• Task requirements: An exact copy of the entries is required, with every image omitted.

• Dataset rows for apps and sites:
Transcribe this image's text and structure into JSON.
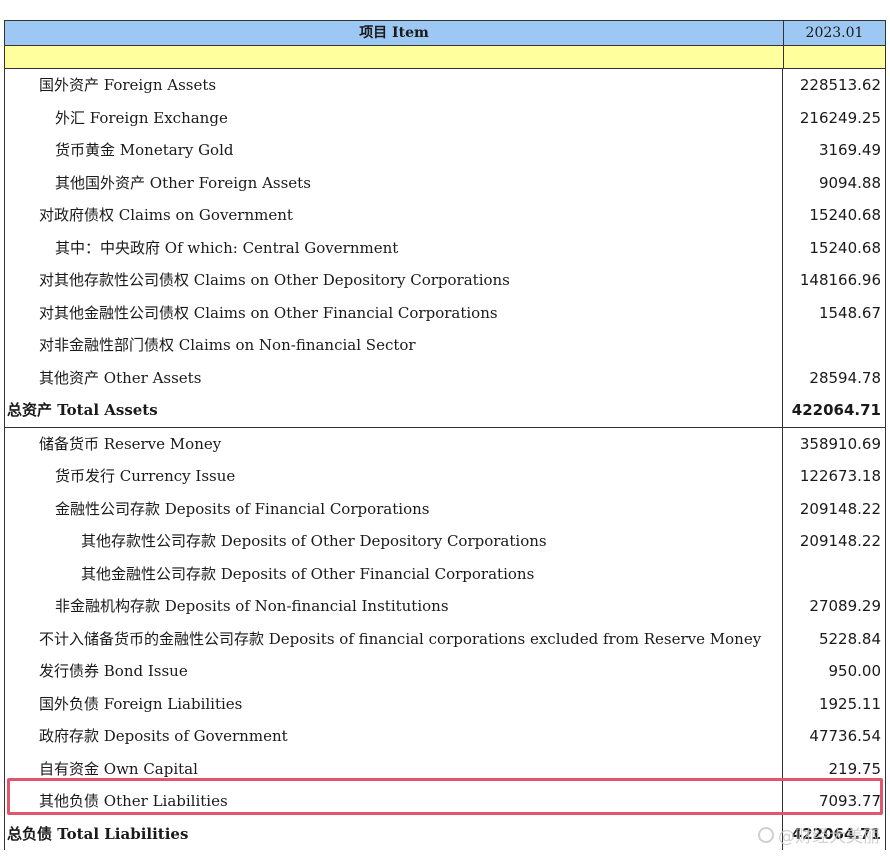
{
  "header": {
    "item_label": "项目 Item",
    "period_label": "2023.01"
  },
  "assets": [
    {
      "label": "国外资产 Foreign Assets",
      "value": "228513.62",
      "level": 1
    },
    {
      "label": "外汇 Foreign Exchange",
      "value": "216249.25",
      "level": 2
    },
    {
      "label": "货币黄金 Monetary Gold",
      "value": "3169.49",
      "level": 2
    },
    {
      "label": "其他国外资产 Other Foreign Assets",
      "value": "9094.88",
      "level": 2
    },
    {
      "label": "对政府债权 Claims on Government",
      "value": "15240.68",
      "level": 1
    },
    {
      "label": "其中：中央政府 Of which: Central Government",
      "value": "15240.68",
      "level": 2
    },
    {
      "label": "对其他存款性公司债权 Claims on Other Depository Corporations",
      "value": "148166.96",
      "level": 1
    },
    {
      "label": "对其他金融性公司债权 Claims on Other Financial Corporations",
      "value": "1548.67",
      "level": 1
    },
    {
      "label": "对非金融性部门债权 Claims on Non-financial Sector",
      "value": "",
      "level": 1
    },
    {
      "label": "其他资产 Other Assets",
      "value": "28594.78",
      "level": 1
    }
  ],
  "total_assets": {
    "label": "总资产 Total Assets",
    "value": "422064.71"
  },
  "liabilities": [
    {
      "label": "储备货币 Reserve Money",
      "value": "358910.69",
      "level": 1
    },
    {
      "label": "货币发行 Currency Issue",
      "value": "122673.18",
      "level": 2
    },
    {
      "label": "金融性公司存款 Deposits of Financial Corporations",
      "value": "209148.22",
      "level": 2
    },
    {
      "label": "其他存款性公司存款 Deposits of Other Depository Corporations",
      "value": "209148.22",
      "level": 3
    },
    {
      "label": "其他金融性公司存款 Deposits of Other Financial Corporations",
      "value": "",
      "level": 3
    },
    {
      "label": "非金融机构存款 Deposits of Non-financial Institutions",
      "value": "27089.29",
      "level": 2
    },
    {
      "label": "不计入储备货币的金融性公司存款 Deposits of financial corporations excluded from Reserve Money",
      "value": "5228.84",
      "level": 1
    },
    {
      "label": "发行债券 Bond Issue",
      "value": "950.00",
      "level": 1
    },
    {
      "label": "国外负债 Foreign Liabilities",
      "value": "1925.11",
      "level": 1
    },
    {
      "label": "政府存款 Deposits of Government",
      "value": "47736.54",
      "level": 1
    },
    {
      "label": "自有资金 Own Capital",
      "value": "219.75",
      "level": 1
    },
    {
      "label": "其他负债 Other Liabilities",
      "value": "7093.77",
      "level": 1
    }
  ],
  "total_liabilities": {
    "label": "总负债 Total Liabilities",
    "value": "422064.71"
  },
  "watermark": "@财经大美丽",
  "colors": {
    "header_bg": "#9cc8f3",
    "subheader_bg": "#ffff9e",
    "highlight": "#e0566c"
  }
}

• Response to the task:
Transcribe this image's text and structure into JSON.
{
  "header": {
    "item_label": "项目 Item",
    "period_label": "2023.01"
  },
  "assets": [
    {
      "label": "国外资产 Foreign Assets",
      "value": "228513.62",
      "level": 1
    },
    {
      "label": "外汇 Foreign Exchange",
      "value": "216249.25",
      "level": 2
    },
    {
      "label": "货币黄金 Monetary Gold",
      "value": "3169.49",
      "level": 2
    },
    {
      "label": "其他国外资产 Other Foreign Assets",
      "value": "9094.88",
      "level": 2
    },
    {
      "label": "对政府债权 Claims on Government",
      "value": "15240.68",
      "level": 1
    },
    {
      "label": "其中：中央政府 Of which: Central Government",
      "value": "15240.68",
      "level": 2
    },
    {
      "label": "对其他存款性公司债权 Claims on Other Depository Corporations",
      "value": "148166.96",
      "level": 1
    },
    {
      "label": "对其他金融性公司债权 Claims on Other Financial Corporations",
      "value": "1548.67",
      "level": 1
    },
    {
      "label": "对非金融性部门债权 Claims on Non-financial Sector",
      "value": "",
      "level": 1
    },
    {
      "label": "其他资产 Other Assets",
      "value": "28594.78",
      "level": 1
    }
  ],
  "total_assets": {
    "label": "总资产 Total Assets",
    "value": "422064.71"
  },
  "liabilities": [
    {
      "label": "储备货币 Reserve Money",
      "value": "358910.69",
      "level": 1
    },
    {
      "label": "货币发行 Currency Issue",
      "value": "122673.18",
      "level": 2
    },
    {
      "label": "金融性公司存款 Deposits of Financial Corporations",
      "value": "209148.22",
      "level": 2
    },
    {
      "label": "其他存款性公司存款 Deposits of Other Depository Corporations",
      "value": "209148.22",
      "level": 3
    },
    {
      "label": "其他金融性公司存款 Deposits of Other Financial Corporations",
      "value": "",
      "level": 3
    },
    {
      "label": "非金融机构存款 Deposits of Non-financial Institutions",
      "value": "27089.29",
      "level": 2
    },
    {
      "label": "不计入储备货币的金融性公司存款 Deposits of financial corporations excluded from Reserve Money",
      "value": "5228.84",
      "level": 1
    },
    {
      "label": "发行债券 Bond Issue",
      "value": "950.00",
      "level": 1
    },
    {
      "label": "国外负债 Foreign Liabilities",
      "value": "1925.11",
      "level": 1
    },
    {
      "label": "政府存款 Deposits of Government",
      "value": "47736.54",
      "level": 1
    },
    {
      "label": "自有资金 Own Capital",
      "value": "219.75",
      "level": 1
    },
    {
      "label": "其他负债 Other Liabilities",
      "value": "7093.77",
      "level": 1
    }
  ],
  "total_liabilities": {
    "label": "总负债 Total Liabilities",
    "value": "422064.71"
  },
  "watermark": "@财经大美丽",
  "colors": {
    "header_bg": "#9cc8f3",
    "subheader_bg": "#ffff9e",
    "highlight": "#e0566c"
  }
}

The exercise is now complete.